## Your goal
Aim for an exact copy of the listing, without any images.

****

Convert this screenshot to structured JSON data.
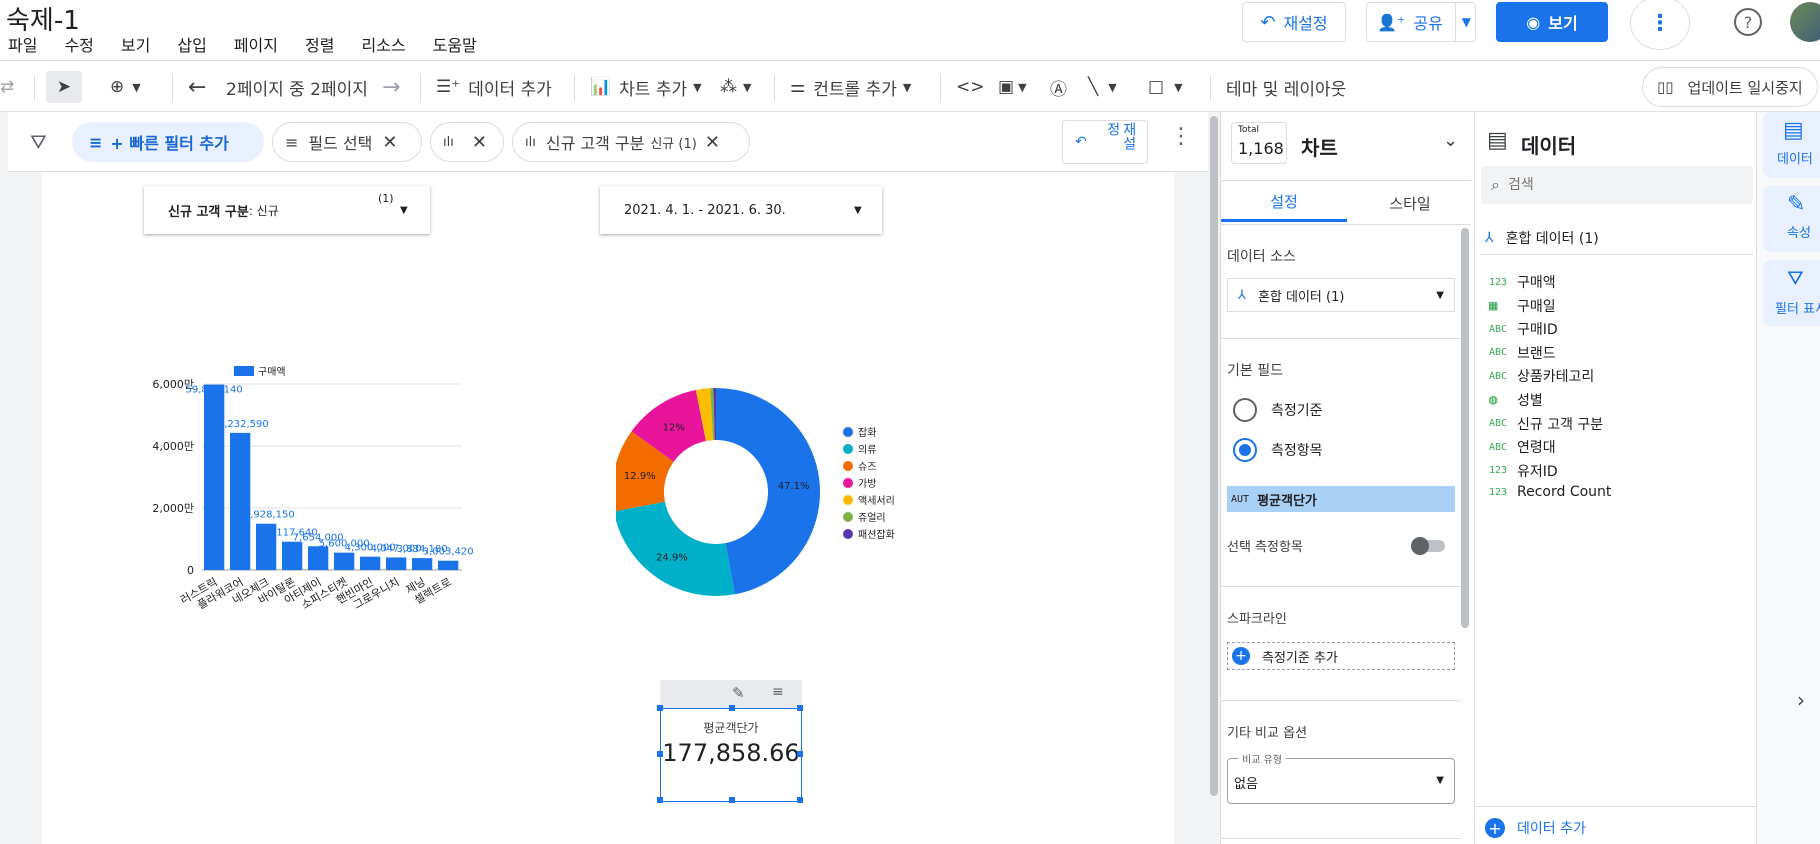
{
  "app": {
    "title": "숙제-1",
    "menu": [
      "파일",
      "수정",
      "보기",
      "삽입",
      "페이지",
      "정렬",
      "리소스",
      "도움말"
    ],
    "reset_label": "재설정",
    "share_label": "공유",
    "view_label": "보기"
  },
  "toolbar": {
    "page_nav": "2페이지 중 2페이지",
    "add_data": "데이터 추가",
    "add_chart": "차트 추가",
    "add_control": "컨트롤 추가",
    "theme_layout": "테마 및 레이아웃",
    "pause_updates": "업데이트 일시중지"
  },
  "filterbar": {
    "quick_filter": "+ 빠른 필터 추가",
    "field_select": "필드 선택",
    "chip_filter_label": "신규 고객 구분",
    "chip_filter_value": "신규 (1)",
    "reset_label": "재설정"
  },
  "controls": {
    "customer_type_label": "신규 고객 구분",
    "customer_type_value": ": 신규",
    "customer_type_count": "(1)",
    "date_range": "2021. 4. 1. - 2021. 6. 30."
  },
  "scorecard": {
    "label": "평균객단가",
    "value": "177,858.66"
  },
  "colors": {
    "bar": "#1a73e8",
    "accent": "#1a73e8",
    "pie": [
      "#1a73e8",
      "#00b0c8",
      "#f36c00",
      "#e8159a",
      "#fbbc04",
      "#7cb342",
      "#5e35b1"
    ]
  },
  "chart_data": [
    {
      "type": "bar",
      "legend": "구매액",
      "categories": [
        "러스트릭",
        "플라워코어",
        "네오체크",
        "바이탈론",
        "아티제이",
        "소피스티켓",
        "핸빈마인",
        "그로우니치",
        "제닝",
        "셀렉트로"
      ],
      "values": [
        59814140,
        44232590,
        14928150,
        9117640,
        7654000,
        5600000,
        4300000,
        4047000,
        3834180,
        3003420
      ],
      "value_labels": [
        "59,814,140",
        "44,232,590",
        "14,928,150",
        "9,117,640",
        "7,654,000",
        "5,600,000",
        "4,300,000",
        "4,047,000",
        "3,834,180",
        "3,003,420"
      ],
      "y_ticks": [
        "0",
        "2,000만",
        "4,000만",
        "6,000만"
      ],
      "ylim": [
        0,
        60000000
      ]
    },
    {
      "type": "pie",
      "categories": [
        "잡화",
        "의류",
        "슈즈",
        "가방",
        "액세서리",
        "쥬얼리",
        "패션잡화"
      ],
      "values": [
        47.1,
        24.9,
        12.9,
        12.0,
        2.2,
        0.5,
        0.4
      ],
      "labels": [
        "47.1%",
        "24.9%",
        "12.9%",
        "12%",
        "",
        "",
        ""
      ]
    }
  ],
  "prop_panel": {
    "total_label": "Total",
    "total_value": "1,168",
    "title": "차트",
    "tab_setup": "설정",
    "tab_style": "스타일",
    "data_source_label": "데이터 소스",
    "data_source_value": "혼합 데이터 (1)",
    "default_field_label": "기본 필드",
    "radio_dimension": "측정기준",
    "radio_metric": "측정항목",
    "metric_chip_type": "AUT",
    "metric_chip_label": "평균객단가",
    "select_metric_label": "선택 측정항목",
    "sparkline_label": "스파크라인",
    "add_dimension_label": "측정기준 추가",
    "compare_options_label": "기타 비교 옵션",
    "compare_type_label": "비교 유형",
    "compare_type_value": "없음"
  },
  "data_panel": {
    "title": "데이터",
    "search_placeholder": "검색",
    "source": "혼합 데이터 (1)",
    "fields": [
      {
        "type": "123",
        "name": "구매액"
      },
      {
        "type": "date",
        "name": "구매일"
      },
      {
        "type": "ABC",
        "name": "구매ID"
      },
      {
        "type": "ABC",
        "name": "브랜드"
      },
      {
        "type": "ABC",
        "name": "상품카테고리"
      },
      {
        "type": "geo",
        "name": "성별"
      },
      {
        "type": "ABC",
        "name": "신규 고객 구분"
      },
      {
        "type": "ABC",
        "name": "연령대"
      },
      {
        "type": "123",
        "name": "유저ID"
      },
      {
        "type": "123",
        "name": "Record Count"
      }
    ],
    "add_data_label": "데이터 추가"
  },
  "rail": {
    "data_label": "데이터",
    "props_label": "속성",
    "filter_label": "필터 표시"
  }
}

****

## Solution
Convert this screenshot to structured JSON data.
{
  "app": {
    "title": "숙제-1",
    "menu": [
      "파일",
      "수정",
      "보기",
      "삽입",
      "페이지",
      "정렬",
      "리소스",
      "도움말"
    ],
    "reset_label": "재설정",
    "share_label": "공유",
    "view_label": "보기"
  },
  "toolbar": {
    "page_nav": "2페이지 중 2페이지",
    "add_data": "데이터 추가",
    "add_chart": "차트 추가",
    "add_control": "컨트롤 추가",
    "theme_layout": "테마 및 레이아웃",
    "pause_updates": "업데이트 일시중지"
  },
  "filterbar": {
    "quick_filter": "+ 빠른 필터 추가",
    "field_select": "필드 선택",
    "chip_filter_label": "신규 고객 구분",
    "chip_filter_value": "신규 (1)",
    "reset_label": "재설정"
  },
  "controls": {
    "customer_type_label": "신규 고객 구분",
    "customer_type_value": ": 신규",
    "customer_type_count": "(1)",
    "date_range": "2021. 4. 1. - 2021. 6. 30."
  },
  "scorecard": {
    "label": "평균객단가",
    "value": "177,858.66"
  },
  "colors": {
    "bar": "#1a73e8",
    "accent": "#1a73e8",
    "pie": [
      "#1a73e8",
      "#00b0c8",
      "#f36c00",
      "#e8159a",
      "#fbbc04",
      "#7cb342",
      "#5e35b1"
    ]
  },
  "chart_data": [
    {
      "type": "bar",
      "legend": "구매액",
      "categories": [
        "러스트릭",
        "플라워코어",
        "네오체크",
        "바이탈론",
        "아티제이",
        "소피스티켓",
        "핸빈마인",
        "그로우니치",
        "제닝",
        "셀렉트로"
      ],
      "values": [
        59814140,
        44232590,
        14928150,
        9117640,
        7654000,
        5600000,
        4300000,
        4047000,
        3834180,
        3003420
      ],
      "value_labels": [
        "59,814,140",
        "44,232,590",
        "14,928,150",
        "9,117,640",
        "7,654,000",
        "5,600,000",
        "4,300,000",
        "4,047,000",
        "3,834,180",
        "3,003,420"
      ],
      "y_ticks": [
        "0",
        "2,000만",
        "4,000만",
        "6,000만"
      ],
      "ylim": [
        0,
        60000000
      ]
    },
    {
      "type": "pie",
      "categories": [
        "잡화",
        "의류",
        "슈즈",
        "가방",
        "액세서리",
        "쥬얼리",
        "패션잡화"
      ],
      "values": [
        47.1,
        24.9,
        12.9,
        12.0,
        2.2,
        0.5,
        0.4
      ],
      "labels": [
        "47.1%",
        "24.9%",
        "12.9%",
        "12%",
        "",
        "",
        ""
      ]
    }
  ],
  "prop_panel": {
    "total_label": "Total",
    "total_value": "1,168",
    "title": "차트",
    "tab_setup": "설정",
    "tab_style": "스타일",
    "data_source_label": "데이터 소스",
    "data_source_value": "혼합 데이터 (1)",
    "default_field_label": "기본 필드",
    "radio_dimension": "측정기준",
    "radio_metric": "측정항목",
    "metric_chip_type": "AUT",
    "metric_chip_label": "평균객단가",
    "select_metric_label": "선택 측정항목",
    "sparkline_label": "스파크라인",
    "add_dimension_label": "측정기준 추가",
    "compare_options_label": "기타 비교 옵션",
    "compare_type_label": "비교 유형",
    "compare_type_value": "없음"
  },
  "data_panel": {
    "title": "데이터",
    "search_placeholder": "검색",
    "source": "혼합 데이터 (1)",
    "fields": [
      {
        "type": "123",
        "name": "구매액"
      },
      {
        "type": "date",
        "name": "구매일"
      },
      {
        "type": "ABC",
        "name": "구매ID"
      },
      {
        "type": "ABC",
        "name": "브랜드"
      },
      {
        "type": "ABC",
        "name": "상품카테고리"
      },
      {
        "type": "geo",
        "name": "성별"
      },
      {
        "type": "ABC",
        "name": "신규 고객 구분"
      },
      {
        "type": "ABC",
        "name": "연령대"
      },
      {
        "type": "123",
        "name": "유저ID"
      },
      {
        "type": "123",
        "name": "Record Count"
      }
    ],
    "add_data_label": "데이터 추가"
  },
  "rail": {
    "data_label": "데이터",
    "props_label": "속성",
    "filter_label": "필터 표시"
  }
}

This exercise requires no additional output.